▶ [Extracted data entries]:

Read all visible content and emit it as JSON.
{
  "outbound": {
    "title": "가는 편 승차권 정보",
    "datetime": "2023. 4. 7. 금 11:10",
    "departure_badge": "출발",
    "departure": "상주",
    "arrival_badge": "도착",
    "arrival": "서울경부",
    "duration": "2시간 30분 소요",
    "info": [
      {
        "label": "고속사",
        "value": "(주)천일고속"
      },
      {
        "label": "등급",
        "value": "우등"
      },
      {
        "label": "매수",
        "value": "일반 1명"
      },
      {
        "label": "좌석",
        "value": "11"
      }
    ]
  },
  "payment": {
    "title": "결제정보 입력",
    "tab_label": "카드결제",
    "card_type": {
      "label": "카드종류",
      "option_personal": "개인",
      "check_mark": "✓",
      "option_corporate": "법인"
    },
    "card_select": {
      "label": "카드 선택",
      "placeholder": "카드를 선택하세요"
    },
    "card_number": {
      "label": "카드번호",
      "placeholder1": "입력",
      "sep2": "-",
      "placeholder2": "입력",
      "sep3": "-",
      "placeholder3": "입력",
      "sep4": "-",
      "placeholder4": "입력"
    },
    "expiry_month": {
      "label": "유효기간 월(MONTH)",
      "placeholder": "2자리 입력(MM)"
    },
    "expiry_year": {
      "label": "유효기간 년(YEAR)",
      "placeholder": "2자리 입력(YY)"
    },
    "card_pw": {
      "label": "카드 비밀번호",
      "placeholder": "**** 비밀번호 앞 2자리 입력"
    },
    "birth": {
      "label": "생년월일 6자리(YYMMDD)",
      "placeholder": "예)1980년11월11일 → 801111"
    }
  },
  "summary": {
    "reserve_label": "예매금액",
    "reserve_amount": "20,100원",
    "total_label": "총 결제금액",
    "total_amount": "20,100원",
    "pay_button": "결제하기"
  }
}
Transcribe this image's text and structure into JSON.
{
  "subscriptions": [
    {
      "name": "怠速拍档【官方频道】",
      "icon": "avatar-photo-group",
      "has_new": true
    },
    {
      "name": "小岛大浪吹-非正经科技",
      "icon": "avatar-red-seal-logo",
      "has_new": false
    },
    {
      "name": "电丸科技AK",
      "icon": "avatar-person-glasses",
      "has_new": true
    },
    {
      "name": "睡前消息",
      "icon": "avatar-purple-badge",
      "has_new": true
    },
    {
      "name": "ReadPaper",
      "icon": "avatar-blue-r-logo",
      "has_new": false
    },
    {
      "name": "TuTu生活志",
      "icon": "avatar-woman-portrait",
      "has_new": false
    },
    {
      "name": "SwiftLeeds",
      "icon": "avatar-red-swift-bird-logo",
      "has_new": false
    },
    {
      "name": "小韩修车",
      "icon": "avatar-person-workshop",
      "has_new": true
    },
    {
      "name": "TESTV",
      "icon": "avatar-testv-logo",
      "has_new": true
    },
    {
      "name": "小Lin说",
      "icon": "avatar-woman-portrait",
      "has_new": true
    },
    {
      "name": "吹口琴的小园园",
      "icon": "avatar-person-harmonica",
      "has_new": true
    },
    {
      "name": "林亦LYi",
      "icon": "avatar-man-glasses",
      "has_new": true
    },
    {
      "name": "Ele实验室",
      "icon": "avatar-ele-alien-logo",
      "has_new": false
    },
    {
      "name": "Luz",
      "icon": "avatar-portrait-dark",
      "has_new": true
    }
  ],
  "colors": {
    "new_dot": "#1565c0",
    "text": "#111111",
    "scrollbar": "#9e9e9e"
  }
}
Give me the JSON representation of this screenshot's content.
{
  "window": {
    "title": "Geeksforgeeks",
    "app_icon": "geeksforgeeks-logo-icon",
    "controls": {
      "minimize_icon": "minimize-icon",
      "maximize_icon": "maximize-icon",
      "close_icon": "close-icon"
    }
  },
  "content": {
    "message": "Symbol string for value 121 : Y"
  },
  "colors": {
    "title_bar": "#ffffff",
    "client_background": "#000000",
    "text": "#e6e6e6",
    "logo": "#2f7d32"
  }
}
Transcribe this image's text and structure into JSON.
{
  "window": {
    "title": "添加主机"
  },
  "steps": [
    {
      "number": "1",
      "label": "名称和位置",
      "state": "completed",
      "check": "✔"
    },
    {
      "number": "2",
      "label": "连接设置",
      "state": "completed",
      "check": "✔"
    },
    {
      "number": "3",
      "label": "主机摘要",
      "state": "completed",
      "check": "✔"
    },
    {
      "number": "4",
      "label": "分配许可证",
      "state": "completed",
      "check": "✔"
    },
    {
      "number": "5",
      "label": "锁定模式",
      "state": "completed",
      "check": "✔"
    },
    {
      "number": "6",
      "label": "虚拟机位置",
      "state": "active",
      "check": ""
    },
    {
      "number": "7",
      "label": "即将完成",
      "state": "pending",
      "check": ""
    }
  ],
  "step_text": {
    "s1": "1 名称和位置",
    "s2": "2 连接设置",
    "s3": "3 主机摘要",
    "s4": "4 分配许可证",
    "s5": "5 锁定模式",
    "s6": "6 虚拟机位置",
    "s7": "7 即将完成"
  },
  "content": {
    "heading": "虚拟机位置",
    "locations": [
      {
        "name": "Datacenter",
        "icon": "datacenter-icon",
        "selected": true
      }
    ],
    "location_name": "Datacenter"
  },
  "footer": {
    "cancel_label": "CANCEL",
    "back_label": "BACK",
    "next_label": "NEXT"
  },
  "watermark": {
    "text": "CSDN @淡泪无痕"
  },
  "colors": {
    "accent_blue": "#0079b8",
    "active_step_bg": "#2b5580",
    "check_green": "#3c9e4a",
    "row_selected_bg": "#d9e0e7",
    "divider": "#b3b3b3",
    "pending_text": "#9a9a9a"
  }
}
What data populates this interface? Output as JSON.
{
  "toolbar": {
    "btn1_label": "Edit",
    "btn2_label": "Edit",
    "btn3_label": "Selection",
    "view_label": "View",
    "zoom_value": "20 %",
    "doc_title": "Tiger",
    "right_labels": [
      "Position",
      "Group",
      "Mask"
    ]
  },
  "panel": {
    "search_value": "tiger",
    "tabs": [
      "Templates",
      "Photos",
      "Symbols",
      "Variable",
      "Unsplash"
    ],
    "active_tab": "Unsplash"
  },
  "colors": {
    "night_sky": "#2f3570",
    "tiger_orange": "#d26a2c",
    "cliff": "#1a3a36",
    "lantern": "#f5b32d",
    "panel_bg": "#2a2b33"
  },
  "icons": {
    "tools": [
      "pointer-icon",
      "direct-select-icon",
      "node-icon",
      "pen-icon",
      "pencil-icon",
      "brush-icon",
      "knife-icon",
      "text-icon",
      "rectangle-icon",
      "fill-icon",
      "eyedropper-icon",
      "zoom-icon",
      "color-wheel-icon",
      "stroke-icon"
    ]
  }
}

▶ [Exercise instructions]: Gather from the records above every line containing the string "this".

▶ [Response box]:
Transcribe this image's text and structure into JSON.
Give me the JSON representation of this screenshot's content.
Transcribe this image's text and structure into JSON.
What data populates this interface? Output as JSON.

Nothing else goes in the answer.